* [Data extracts]
----

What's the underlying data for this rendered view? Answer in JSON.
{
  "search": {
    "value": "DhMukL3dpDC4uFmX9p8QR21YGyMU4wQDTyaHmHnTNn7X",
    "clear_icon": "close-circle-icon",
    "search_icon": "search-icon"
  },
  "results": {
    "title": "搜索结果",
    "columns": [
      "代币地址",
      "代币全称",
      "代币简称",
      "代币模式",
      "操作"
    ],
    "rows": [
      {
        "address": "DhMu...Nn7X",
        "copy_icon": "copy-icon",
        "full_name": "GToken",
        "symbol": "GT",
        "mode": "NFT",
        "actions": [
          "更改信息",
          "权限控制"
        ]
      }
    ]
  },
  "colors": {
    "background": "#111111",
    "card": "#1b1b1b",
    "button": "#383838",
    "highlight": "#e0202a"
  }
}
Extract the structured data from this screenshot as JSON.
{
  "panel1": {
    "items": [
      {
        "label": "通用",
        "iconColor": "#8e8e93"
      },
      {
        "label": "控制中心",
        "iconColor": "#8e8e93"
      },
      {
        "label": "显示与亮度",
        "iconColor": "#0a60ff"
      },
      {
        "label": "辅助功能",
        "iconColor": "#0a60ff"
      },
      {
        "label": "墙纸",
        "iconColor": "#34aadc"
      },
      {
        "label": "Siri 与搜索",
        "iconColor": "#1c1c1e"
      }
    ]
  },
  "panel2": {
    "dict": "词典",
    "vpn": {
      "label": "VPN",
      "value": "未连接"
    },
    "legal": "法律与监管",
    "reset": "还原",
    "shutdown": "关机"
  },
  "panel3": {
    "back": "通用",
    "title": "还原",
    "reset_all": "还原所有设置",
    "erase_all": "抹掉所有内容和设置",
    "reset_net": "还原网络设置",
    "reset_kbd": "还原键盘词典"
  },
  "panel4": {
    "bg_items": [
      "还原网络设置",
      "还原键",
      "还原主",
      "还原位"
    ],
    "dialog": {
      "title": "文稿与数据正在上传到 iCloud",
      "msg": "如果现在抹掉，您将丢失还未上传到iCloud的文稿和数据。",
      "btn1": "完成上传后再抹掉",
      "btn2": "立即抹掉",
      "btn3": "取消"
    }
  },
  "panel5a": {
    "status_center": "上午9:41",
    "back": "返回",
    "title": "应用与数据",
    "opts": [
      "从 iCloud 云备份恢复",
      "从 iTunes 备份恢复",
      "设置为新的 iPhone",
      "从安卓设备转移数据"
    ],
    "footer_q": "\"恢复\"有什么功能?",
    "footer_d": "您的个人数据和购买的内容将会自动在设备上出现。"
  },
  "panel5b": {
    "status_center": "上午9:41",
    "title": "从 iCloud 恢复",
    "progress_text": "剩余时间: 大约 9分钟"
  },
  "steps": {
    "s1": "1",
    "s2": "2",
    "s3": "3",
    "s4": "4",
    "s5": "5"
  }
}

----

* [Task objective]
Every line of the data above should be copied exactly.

* [Exercise response]
What's the underlying data for this rendered view? Answer in JSON.
{
  "search": {
    "value": "DhMukL3dpDC4uFmX9p8QR21YGyMU4wQDTyaHmHnTNn7X",
    "clear_icon": "close-circle-icon",
    "search_icon": "search-icon"
  },
  "results": {
    "title": "搜索结果",
    "columns": [
      "代币地址",
      "代币全称",
      "代币简称",
      "代币模式",
      "操作"
    ],
    "rows": [
      {
        "address": "DhMu...Nn7X",
        "copy_icon": "copy-icon",
        "full_name": "GToken",
        "symbol": "GT",
        "mode": "NFT",
        "actions": [
          "更改信息",
          "权限控制"
        ]
      }
    ]
  },
  "colors": {
    "background": "#111111",
    "card": "#1b1b1b",
    "button": "#383838",
    "highlight": "#e0202a"
  }
}
Extract the structured data from this screenshot as JSON.
{
  "panel1": {
    "items": [
      {
        "label": "通用",
        "iconColor": "#8e8e93"
      },
      {
        "label": "控制中心",
        "iconColor": "#8e8e93"
      },
      {
        "label": "显示与亮度",
        "iconColor": "#0a60ff"
      },
      {
        "label": "辅助功能",
        "iconColor": "#0a60ff"
      },
      {
        "label": "墙纸",
        "iconColor": "#34aadc"
      },
      {
        "label": "Siri 与搜索",
        "iconColor": "#1c1c1e"
      }
    ]
  },
  "panel2": {
    "dict": "词典",
    "vpn": {
      "label": "VPN",
      "value": "未连接"
    },
    "legal": "法律与监管",
    "reset": "还原",
    "shutdown": "关机"
  },
  "panel3": {
    "back": "通用",
    "title": "还原",
    "reset_all": "还原所有设置",
    "erase_all": "抹掉所有内容和设置",
    "reset_net": "还原网络设置",
    "reset_kbd": "还原键盘词典"
  },
  "panel4": {
    "bg_items": [
      "还原网络设置",
      "还原键",
      "还原主",
      "还原位"
    ],
    "dialog": {
      "title": "文稿与数据正在上传到 iCloud",
      "msg": "如果现在抹掉，您将丢失还未上传到iCloud的文稿和数据。",
      "btn1": "完成上传后再抹掉",
      "btn2": "立即抹掉",
      "btn3": "取消"
    }
  },
  "panel5a": {
    "status_center": "上午9:41",
    "back": "返回",
    "title": "应用与数据",
    "opts": [
      "从 iCloud 云备份恢复",
      "从 iTunes 备份恢复",
      "设置为新的 iPhone",
      "从安卓设备转移数据"
    ],
    "footer_q": "\"恢复\"有什么功能?",
    "footer_d": "您的个人数据和购买的内容将会自动在设备上出现。"
  },
  "panel5b": {
    "status_center": "上午9:41",
    "title": "从 iCloud 恢复",
    "progress_text": "剩余时间: 大约 9分钟"
  },
  "steps": {
    "s1": "1",
    "s2": "2",
    "s3": "3",
    "s4": "4",
    "s5": "5"
  }
}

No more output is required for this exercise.